Editors Note: I don’t often re-publish stories from national publications, but I thought the following article by Adena Schutzberg would be of interest to our readers. I did speak with two Universities in Wisconsin who offer instructor-led training, and both indicated they will continue to offer training in the future, but with their own “branding” and content.
Up to ArcGIS 9.3 Esri hosted an Authorized Training Program, allowing third parties to use company materials to train students, typically in two or three day long classes. Acheiving that status required candidates to pass an Esri-taught “train the trainer” course among other things. Instructors could teach:
- ArcGIS Desktop
- ArcGIS Spatial Analyst
- Geoprocessing Scripts
- Programming ArcObjects
- ArcGIS Server
in recent years Esri updated the program to the Certified Trainer Progam (CTP) which limited teaching to ArcGIS Desktop (I, II, III). The requirements are far tougher and include both certification via Esri’s new tests as well and a teaching credential. One CTP posted that costs for the current certification ran to nearly $6000. This burden, and the change in demand have clearly impacted the number of trainers. At this time, for example, there are no ArcGIS 10 certified trainers in my state.
Letters to current Esri Certified Trainers went out in early November to explain the planned shutdown of the CTP program. Esri provided this statement to Directions Media:
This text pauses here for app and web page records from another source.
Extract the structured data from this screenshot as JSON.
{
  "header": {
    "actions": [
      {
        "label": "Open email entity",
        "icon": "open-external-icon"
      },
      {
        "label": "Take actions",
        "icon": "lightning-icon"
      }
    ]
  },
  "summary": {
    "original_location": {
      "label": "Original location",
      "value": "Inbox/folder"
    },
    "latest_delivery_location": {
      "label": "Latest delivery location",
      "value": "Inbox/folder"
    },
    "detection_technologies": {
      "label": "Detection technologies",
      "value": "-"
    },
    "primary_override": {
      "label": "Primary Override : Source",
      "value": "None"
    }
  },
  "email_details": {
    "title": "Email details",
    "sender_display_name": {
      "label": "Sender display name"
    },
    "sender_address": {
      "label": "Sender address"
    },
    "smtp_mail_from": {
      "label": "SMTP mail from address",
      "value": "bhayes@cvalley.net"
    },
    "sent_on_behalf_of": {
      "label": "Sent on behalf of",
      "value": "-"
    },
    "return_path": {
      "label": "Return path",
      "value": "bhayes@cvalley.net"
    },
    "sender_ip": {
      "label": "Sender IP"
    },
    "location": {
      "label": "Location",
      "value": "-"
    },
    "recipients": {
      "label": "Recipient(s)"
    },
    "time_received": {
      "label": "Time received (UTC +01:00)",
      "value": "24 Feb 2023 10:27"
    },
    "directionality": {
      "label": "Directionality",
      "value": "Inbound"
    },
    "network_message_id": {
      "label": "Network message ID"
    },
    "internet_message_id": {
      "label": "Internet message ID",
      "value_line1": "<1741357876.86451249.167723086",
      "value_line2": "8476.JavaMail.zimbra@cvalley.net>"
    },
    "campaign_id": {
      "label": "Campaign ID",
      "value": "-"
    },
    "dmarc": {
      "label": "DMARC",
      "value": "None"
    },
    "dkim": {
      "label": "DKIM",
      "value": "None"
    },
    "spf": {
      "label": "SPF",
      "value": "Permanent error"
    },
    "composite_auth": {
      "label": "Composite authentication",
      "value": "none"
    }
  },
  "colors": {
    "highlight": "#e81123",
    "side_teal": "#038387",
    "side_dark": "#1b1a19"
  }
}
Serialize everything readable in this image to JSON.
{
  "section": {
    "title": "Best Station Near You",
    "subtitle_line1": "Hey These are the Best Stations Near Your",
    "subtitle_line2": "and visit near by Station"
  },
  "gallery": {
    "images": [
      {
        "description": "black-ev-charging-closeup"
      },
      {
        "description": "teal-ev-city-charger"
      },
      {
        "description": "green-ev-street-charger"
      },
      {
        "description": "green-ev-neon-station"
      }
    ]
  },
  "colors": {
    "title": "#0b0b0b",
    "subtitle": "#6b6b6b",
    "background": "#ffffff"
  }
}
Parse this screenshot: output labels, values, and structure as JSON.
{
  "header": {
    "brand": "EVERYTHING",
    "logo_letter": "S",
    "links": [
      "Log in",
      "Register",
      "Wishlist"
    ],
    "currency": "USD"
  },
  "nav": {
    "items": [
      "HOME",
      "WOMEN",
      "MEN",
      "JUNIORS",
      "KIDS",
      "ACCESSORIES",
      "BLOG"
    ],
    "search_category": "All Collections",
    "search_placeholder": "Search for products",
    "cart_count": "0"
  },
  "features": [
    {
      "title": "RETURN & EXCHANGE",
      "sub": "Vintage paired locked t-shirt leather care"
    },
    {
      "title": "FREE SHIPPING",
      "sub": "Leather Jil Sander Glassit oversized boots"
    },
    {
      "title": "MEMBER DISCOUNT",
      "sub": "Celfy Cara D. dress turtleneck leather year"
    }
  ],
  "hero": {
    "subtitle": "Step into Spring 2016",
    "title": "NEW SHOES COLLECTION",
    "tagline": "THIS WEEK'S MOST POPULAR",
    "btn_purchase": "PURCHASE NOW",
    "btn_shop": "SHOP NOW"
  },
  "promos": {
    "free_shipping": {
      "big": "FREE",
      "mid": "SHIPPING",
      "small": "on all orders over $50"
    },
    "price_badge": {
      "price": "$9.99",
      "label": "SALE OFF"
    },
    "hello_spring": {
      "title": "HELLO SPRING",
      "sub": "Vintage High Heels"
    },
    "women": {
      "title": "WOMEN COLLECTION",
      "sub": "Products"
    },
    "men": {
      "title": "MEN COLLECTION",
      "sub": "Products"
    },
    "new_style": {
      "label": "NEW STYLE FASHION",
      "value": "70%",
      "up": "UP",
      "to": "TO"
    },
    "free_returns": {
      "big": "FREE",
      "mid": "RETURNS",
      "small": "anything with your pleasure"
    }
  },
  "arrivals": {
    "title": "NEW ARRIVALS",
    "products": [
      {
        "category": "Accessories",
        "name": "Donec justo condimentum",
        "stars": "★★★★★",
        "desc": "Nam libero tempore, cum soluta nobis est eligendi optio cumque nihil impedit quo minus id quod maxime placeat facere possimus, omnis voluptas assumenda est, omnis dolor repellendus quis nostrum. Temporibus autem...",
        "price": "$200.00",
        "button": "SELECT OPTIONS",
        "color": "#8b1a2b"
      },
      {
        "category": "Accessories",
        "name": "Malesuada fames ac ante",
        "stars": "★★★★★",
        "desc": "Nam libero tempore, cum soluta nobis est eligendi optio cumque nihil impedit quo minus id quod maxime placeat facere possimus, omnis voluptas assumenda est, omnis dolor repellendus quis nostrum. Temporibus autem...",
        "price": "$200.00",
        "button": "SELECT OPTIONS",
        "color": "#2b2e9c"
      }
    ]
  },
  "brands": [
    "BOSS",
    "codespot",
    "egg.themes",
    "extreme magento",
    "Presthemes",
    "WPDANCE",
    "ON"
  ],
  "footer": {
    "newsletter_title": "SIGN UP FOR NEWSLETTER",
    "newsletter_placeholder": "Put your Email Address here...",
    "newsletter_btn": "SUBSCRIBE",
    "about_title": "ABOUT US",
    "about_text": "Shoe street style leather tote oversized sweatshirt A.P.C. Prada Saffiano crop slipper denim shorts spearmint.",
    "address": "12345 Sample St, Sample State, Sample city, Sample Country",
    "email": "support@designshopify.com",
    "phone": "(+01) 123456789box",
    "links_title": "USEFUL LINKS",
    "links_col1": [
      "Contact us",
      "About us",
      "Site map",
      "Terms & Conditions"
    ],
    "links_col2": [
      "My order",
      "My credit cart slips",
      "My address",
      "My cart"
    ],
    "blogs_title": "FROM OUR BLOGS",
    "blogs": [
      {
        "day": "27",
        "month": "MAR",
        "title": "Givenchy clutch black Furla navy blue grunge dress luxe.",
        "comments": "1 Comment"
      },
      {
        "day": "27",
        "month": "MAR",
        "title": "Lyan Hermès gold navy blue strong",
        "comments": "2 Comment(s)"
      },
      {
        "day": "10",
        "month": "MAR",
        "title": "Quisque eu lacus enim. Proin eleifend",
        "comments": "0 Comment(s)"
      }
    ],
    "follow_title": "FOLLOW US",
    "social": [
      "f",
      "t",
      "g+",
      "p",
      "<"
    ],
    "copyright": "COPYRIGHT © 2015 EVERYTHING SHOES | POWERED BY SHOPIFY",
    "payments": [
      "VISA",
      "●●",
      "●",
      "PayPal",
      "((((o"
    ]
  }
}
Esri is starting to phase out the Certified Training Program, but will continue to support it through ArcGIS 10.1. The reason for discontinuing the program is the declining interest in instructor-led training. Esri currently has about 70 certified instructors. We notified each instructor individually and then sent a follow-up email. Below is an excerpt from the email sent to instructors in the program:
We have found that students are starting to lean towards more on demand learning and less instructor-led training. With this and the economy, we’ve seen a continual decline in the number of students being taught by both Esri and our authorized/certified trainers. As you can imagine, the business needs are not what they were when the program was first created.
Therefore, we’ve decided that the Certified Training Program will only support certified trainers through version 10.1. We will allow folks to upgrade to support their students on version 10.1. However, once existing certified trainers have upgraded to teach version 10.1, the program will move into maintenance mode.
Clearly, the economy, the nature of software training, and the relationships between Esri and its many different kinds of partners have changed in recent years. I hope those impacted by the change find ways to continue to make a living using the passion they have for GIS and their skills as both trainers and educators.
Reprinted with Permission Copyright 2011 Directions Magazine